== REQUIREMENT ==
Retype the entries below without any change.

+++ RECORDED INFORMATION +++

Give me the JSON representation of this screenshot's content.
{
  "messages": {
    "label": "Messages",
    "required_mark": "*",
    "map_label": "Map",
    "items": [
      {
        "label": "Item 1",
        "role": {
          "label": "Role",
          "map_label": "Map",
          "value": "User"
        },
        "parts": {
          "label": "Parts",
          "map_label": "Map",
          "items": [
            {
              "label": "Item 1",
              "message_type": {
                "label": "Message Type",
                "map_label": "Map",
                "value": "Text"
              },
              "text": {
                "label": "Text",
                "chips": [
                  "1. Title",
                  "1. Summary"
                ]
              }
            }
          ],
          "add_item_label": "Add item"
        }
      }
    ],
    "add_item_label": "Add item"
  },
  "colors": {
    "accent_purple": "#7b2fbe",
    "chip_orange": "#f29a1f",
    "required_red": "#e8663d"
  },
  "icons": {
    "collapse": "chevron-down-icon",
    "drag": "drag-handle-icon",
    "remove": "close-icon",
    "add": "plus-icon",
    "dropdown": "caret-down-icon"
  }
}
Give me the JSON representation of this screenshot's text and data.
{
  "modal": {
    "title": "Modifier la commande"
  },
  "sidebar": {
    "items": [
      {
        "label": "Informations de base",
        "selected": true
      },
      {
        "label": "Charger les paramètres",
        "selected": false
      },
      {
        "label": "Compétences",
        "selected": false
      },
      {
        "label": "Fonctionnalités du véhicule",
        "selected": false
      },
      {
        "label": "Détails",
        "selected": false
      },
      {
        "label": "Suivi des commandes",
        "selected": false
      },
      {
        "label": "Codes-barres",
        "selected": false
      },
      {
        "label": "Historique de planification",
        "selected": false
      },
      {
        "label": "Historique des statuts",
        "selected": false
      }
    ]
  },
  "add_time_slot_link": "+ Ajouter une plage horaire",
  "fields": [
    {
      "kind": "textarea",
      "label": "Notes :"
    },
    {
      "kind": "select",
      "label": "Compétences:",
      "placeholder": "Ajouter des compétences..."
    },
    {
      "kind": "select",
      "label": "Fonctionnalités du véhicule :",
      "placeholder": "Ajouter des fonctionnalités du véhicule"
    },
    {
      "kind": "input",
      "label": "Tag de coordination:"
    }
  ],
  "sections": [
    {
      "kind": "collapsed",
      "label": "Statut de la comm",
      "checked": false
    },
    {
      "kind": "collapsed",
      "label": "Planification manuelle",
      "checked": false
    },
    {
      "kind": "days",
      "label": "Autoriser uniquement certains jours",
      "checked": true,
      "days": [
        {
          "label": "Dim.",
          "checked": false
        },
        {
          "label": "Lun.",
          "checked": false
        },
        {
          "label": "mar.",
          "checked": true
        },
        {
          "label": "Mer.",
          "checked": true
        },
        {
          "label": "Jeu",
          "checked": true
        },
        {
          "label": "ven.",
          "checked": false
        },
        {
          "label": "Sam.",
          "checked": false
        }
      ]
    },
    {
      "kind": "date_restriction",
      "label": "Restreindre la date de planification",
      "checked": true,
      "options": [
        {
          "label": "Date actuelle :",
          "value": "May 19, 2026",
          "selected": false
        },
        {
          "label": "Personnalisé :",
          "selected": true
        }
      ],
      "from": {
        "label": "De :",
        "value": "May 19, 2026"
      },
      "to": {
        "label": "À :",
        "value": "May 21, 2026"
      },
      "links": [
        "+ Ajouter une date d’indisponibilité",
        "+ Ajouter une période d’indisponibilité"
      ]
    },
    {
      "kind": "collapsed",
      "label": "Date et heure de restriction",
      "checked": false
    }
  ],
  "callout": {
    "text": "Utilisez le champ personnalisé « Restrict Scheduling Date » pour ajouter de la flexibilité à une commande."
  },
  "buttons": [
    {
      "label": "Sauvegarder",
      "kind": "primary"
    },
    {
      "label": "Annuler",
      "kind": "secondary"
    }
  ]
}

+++

== REPLY TO THE TASK ==
Give me the JSON representation of this screenshot's content.
{
  "messages": {
    "label": "Messages",
    "required_mark": "*",
    "map_label": "Map",
    "items": [
      {
        "label": "Item 1",
        "role": {
          "label": "Role",
          "map_label": "Map",
          "value": "User"
        },
        "parts": {
          "label": "Parts",
          "map_label": "Map",
          "items": [
            {
              "label": "Item 1",
              "message_type": {
                "label": "Message Type",
                "map_label": "Map",
                "value": "Text"
              },
              "text": {
                "label": "Text",
                "chips": [
                  "1. Title",
                  "1. Summary"
                ]
              }
            }
          ],
          "add_item_label": "Add item"
        }
      }
    ],
    "add_item_label": "Add item"
  },
  "colors": {
    "accent_purple": "#7b2fbe",
    "chip_orange": "#f29a1f",
    "required_red": "#e8663d"
  },
  "icons": {
    "collapse": "chevron-down-icon",
    "drag": "drag-handle-icon",
    "remove": "close-icon",
    "add": "plus-icon",
    "dropdown": "caret-down-icon"
  }
}
Give me the JSON representation of this screenshot's text and data.
{
  "modal": {
    "title": "Modifier la commande"
  },
  "sidebar": {
    "items": [
      {
        "label": "Informations de base",
        "selected": true
      },
      {
        "label": "Charger les paramètres",
        "selected": false
      },
      {
        "label": "Compétences",
        "selected": false
      },
      {
        "label": "Fonctionnalités du véhicule",
        "selected": false
      },
      {
        "label": "Détails",
        "selected": false
      },
      {
        "label": "Suivi des commandes",
        "selected": false
      },
      {
        "label": "Codes-barres",
        "selected": false
      },
      {
        "label": "Historique de planification",
        "selected": false
      },
      {
        "label": "Historique des statuts",
        "selected": false
      }
    ]
  },
  "add_time_slot_link": "+ Ajouter une plage horaire",
  "fields": [
    {
      "kind": "textarea",
      "label": "Notes :"
    },
    {
      "kind": "select",
      "label": "Compétences:",
      "placeholder": "Ajouter des compétences..."
    },
    {
      "kind": "select",
      "label": "Fonctionnalités du véhicule :",
      "placeholder": "Ajouter des fonctionnalités du véhicule"
    },
    {
      "kind": "input",
      "label": "Tag de coordination:"
    }
  ],
  "sections": [
    {
      "kind": "collapsed",
      "label": "Statut de la comm",
      "checked": false
    },
    {
      "kind": "collapsed",
      "label": "Planification manuelle",
      "checked": false
    },
    {
      "kind": "days",
      "label": "Autoriser uniquement certains jours",
      "checked": true,
      "days": [
        {
          "label": "Dim.",
          "checked": false
        },
        {
          "label": "Lun.",
          "checked": false
        },
        {
          "label": "mar.",
          "checked": true
        },
        {
          "label": "Mer.",
          "checked": true
        },
        {
          "label": "Jeu",
          "checked": true
        },
        {
          "label": "ven.",
          "checked": false
        },
        {
          "label": "Sam.",
          "checked": false
        }
      ]
    },
    {
      "kind": "date_restriction",
      "label": "Restreindre la date de planification",
      "checked": true,
      "options": [
        {
          "label": "Date actuelle :",
          "value": "May 19, 2026",
          "selected": false
        },
        {
          "label": "Personnalisé :",
          "selected": true
        }
      ],
      "from": {
        "label": "De :",
        "value": "May 19, 2026"
      },
      "to": {
        "label": "À :",
        "value": "May 21, 2026"
      },
      "links": [
        "+ Ajouter une date d’indisponibilité",
        "+ Ajouter une période d’indisponibilité"
      ]
    },
    {
      "kind": "collapsed",
      "label": "Date et heure de restriction",
      "checked": false
    }
  ],
  "callout": {
    "text": "Utilisez le champ personnalisé « Restrict Scheduling Date » pour ajouter de la flexibilité à une commande."
  },
  "buttons": [
    {
      "label": "Sauvegarder",
      "kind": "primary"
    },
    {
      "label": "Annuler",
      "kind": "secondary"
    }
  ]
}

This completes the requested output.